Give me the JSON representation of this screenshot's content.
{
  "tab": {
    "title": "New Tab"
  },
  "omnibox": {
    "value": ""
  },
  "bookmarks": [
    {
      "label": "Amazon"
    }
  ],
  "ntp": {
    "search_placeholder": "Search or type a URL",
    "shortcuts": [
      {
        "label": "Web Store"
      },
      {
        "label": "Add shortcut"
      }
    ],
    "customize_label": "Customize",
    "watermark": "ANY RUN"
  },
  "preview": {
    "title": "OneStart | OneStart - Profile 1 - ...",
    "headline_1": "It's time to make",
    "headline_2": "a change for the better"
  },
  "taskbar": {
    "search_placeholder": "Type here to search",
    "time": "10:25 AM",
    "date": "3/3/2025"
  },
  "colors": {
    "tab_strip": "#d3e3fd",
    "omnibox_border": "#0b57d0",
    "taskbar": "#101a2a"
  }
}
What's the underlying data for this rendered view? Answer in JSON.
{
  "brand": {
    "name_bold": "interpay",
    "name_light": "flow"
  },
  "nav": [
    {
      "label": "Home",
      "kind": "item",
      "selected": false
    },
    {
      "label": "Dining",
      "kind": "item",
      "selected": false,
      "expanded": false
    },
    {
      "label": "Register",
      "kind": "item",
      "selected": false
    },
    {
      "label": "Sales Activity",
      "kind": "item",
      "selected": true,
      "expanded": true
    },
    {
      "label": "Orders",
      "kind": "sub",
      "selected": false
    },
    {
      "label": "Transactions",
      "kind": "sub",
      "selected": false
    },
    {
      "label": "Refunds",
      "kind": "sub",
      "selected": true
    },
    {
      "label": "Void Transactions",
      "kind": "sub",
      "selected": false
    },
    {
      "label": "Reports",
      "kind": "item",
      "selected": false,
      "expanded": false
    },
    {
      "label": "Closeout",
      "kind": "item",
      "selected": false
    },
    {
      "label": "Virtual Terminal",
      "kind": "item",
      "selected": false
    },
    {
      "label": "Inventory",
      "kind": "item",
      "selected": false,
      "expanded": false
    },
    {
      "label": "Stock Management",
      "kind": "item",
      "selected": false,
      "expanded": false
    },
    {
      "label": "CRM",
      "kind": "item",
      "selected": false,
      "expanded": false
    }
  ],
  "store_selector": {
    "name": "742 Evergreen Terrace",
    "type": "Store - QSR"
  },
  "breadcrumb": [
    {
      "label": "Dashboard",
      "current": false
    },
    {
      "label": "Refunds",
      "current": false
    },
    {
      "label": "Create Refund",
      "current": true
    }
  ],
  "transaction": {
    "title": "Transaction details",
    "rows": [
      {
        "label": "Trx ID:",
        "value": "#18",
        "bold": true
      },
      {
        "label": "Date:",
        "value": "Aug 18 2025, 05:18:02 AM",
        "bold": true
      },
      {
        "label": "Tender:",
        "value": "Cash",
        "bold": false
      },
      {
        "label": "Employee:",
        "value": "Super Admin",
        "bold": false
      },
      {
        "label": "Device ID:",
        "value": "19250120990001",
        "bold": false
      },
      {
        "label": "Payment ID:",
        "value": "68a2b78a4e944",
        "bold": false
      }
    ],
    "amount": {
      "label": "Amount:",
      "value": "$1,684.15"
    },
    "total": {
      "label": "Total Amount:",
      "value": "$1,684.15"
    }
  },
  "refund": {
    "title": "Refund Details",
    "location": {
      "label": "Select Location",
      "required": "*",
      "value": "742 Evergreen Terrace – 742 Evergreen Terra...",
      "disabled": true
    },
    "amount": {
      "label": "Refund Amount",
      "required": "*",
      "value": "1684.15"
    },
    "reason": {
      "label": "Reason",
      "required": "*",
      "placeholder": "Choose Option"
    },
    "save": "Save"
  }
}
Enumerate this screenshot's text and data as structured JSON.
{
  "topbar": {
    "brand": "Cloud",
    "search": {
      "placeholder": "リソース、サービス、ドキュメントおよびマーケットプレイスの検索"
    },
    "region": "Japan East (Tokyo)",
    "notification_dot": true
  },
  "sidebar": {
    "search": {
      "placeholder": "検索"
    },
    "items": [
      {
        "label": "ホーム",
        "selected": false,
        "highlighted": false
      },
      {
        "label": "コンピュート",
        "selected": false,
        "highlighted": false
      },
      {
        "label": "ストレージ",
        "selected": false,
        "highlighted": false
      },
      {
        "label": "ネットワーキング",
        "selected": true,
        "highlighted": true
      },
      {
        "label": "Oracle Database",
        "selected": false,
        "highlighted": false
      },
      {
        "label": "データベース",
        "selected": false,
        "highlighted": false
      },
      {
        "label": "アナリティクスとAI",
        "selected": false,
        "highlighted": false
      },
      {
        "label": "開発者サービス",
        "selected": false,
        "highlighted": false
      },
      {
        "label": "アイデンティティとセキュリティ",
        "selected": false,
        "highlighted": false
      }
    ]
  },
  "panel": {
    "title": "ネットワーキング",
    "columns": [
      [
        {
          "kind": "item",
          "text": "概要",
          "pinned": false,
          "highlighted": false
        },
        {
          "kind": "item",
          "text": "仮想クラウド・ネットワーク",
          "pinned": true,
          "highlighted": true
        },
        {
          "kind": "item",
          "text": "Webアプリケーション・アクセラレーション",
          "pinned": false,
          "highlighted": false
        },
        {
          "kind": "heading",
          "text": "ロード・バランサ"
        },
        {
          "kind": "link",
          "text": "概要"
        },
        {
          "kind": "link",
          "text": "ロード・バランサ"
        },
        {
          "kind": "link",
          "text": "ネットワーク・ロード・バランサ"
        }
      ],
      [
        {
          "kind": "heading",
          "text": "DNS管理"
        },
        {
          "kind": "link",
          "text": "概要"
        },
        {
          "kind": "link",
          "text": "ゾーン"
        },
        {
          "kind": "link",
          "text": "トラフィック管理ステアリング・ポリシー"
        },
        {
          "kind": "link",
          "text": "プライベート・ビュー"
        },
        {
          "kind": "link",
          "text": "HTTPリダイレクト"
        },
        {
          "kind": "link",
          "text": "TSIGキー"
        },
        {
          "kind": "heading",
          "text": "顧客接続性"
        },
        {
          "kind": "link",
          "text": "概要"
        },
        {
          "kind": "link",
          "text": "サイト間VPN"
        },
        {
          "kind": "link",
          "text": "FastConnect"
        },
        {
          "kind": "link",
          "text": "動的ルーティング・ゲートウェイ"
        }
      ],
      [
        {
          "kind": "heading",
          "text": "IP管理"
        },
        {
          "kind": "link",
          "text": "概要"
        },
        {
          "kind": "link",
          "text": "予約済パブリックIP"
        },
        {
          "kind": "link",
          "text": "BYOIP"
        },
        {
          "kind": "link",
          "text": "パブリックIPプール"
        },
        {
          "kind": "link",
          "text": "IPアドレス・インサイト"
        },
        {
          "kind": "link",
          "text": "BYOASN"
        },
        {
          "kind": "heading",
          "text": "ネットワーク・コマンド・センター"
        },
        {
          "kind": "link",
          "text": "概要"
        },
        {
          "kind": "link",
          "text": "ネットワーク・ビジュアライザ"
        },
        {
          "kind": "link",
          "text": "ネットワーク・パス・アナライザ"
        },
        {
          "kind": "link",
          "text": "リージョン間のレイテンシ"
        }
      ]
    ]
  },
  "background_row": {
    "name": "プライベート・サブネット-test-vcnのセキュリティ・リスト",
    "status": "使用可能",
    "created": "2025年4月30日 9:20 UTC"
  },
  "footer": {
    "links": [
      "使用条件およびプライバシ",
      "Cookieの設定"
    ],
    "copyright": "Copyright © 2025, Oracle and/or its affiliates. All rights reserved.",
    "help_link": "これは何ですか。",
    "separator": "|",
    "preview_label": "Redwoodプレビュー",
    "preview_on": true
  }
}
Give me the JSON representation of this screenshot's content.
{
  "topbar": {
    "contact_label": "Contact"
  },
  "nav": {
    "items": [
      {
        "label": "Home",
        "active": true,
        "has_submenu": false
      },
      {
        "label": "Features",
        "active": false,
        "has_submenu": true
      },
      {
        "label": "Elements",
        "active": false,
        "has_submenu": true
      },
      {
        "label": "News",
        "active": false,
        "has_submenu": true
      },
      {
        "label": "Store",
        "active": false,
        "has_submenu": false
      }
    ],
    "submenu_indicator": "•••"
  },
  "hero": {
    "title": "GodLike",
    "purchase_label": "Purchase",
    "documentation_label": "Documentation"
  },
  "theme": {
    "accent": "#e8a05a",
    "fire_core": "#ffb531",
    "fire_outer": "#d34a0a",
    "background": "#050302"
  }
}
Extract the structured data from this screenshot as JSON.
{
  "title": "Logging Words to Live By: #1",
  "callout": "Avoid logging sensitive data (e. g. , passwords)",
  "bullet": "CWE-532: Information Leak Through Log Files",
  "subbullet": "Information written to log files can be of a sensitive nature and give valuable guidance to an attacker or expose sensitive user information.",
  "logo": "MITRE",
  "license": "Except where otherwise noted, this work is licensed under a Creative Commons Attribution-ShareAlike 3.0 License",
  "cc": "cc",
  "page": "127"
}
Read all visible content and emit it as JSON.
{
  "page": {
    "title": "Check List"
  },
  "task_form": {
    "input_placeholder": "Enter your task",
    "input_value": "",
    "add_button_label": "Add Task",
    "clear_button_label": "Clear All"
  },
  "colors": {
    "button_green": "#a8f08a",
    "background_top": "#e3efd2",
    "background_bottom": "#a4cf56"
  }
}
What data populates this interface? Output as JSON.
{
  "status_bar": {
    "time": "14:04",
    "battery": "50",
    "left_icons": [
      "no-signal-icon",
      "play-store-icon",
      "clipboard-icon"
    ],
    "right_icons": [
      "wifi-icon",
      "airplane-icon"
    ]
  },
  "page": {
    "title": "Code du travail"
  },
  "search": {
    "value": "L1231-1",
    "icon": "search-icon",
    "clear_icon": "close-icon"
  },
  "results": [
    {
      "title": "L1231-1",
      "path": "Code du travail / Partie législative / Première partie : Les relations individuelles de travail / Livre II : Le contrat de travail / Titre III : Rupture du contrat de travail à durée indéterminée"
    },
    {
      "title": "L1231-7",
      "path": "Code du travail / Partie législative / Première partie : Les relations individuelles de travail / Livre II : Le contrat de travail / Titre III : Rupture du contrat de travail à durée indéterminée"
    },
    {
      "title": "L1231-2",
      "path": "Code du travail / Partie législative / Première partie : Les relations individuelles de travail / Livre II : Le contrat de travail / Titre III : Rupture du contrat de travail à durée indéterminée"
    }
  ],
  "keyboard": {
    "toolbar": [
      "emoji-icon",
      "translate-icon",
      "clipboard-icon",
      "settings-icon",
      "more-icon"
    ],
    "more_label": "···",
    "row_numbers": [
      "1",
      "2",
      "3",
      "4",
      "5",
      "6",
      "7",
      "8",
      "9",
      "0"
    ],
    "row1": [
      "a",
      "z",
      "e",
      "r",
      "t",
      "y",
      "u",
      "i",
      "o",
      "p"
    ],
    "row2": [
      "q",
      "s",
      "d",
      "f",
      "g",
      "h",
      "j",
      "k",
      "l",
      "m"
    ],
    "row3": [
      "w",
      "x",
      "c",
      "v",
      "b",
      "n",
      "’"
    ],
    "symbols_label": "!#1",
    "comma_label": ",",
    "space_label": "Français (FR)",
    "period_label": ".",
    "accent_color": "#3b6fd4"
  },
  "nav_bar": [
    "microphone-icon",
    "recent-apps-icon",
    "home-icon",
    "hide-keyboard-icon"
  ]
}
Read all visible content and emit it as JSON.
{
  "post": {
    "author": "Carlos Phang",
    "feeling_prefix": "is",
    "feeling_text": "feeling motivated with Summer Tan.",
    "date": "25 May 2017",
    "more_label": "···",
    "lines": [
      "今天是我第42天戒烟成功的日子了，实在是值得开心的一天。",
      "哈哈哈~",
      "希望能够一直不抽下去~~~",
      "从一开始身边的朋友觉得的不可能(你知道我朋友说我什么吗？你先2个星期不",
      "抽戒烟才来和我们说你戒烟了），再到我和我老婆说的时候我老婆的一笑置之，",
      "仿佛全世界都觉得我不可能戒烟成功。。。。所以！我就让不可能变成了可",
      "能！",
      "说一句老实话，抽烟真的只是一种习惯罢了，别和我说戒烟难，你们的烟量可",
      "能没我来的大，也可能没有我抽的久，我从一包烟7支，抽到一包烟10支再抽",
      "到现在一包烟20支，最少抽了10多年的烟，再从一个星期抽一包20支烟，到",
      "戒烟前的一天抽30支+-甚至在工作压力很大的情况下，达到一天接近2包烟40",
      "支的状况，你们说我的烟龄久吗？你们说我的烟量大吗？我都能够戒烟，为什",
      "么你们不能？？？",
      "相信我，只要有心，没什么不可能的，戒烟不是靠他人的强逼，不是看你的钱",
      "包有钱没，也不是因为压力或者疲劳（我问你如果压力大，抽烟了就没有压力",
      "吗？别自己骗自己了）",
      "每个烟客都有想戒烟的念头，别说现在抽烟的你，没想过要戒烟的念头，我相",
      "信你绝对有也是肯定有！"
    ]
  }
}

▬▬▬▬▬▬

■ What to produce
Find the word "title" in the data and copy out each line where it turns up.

■ Answer to the problem
    "title": "New Tab"
    "title": "OneStart | OneStart - Profile 1 - ...",
    "title": "Transaction details",
    "title": "Refund Details",
    "title": "ネットワーキング",
    "title": "GodLike",
  "title": "Logging Words to Live By: #1",
    "title": "Check List"
    "title": "Code du travail"
      "title": "L1231-1",
      "title": "L1231-7",
      "title": "L1231-2",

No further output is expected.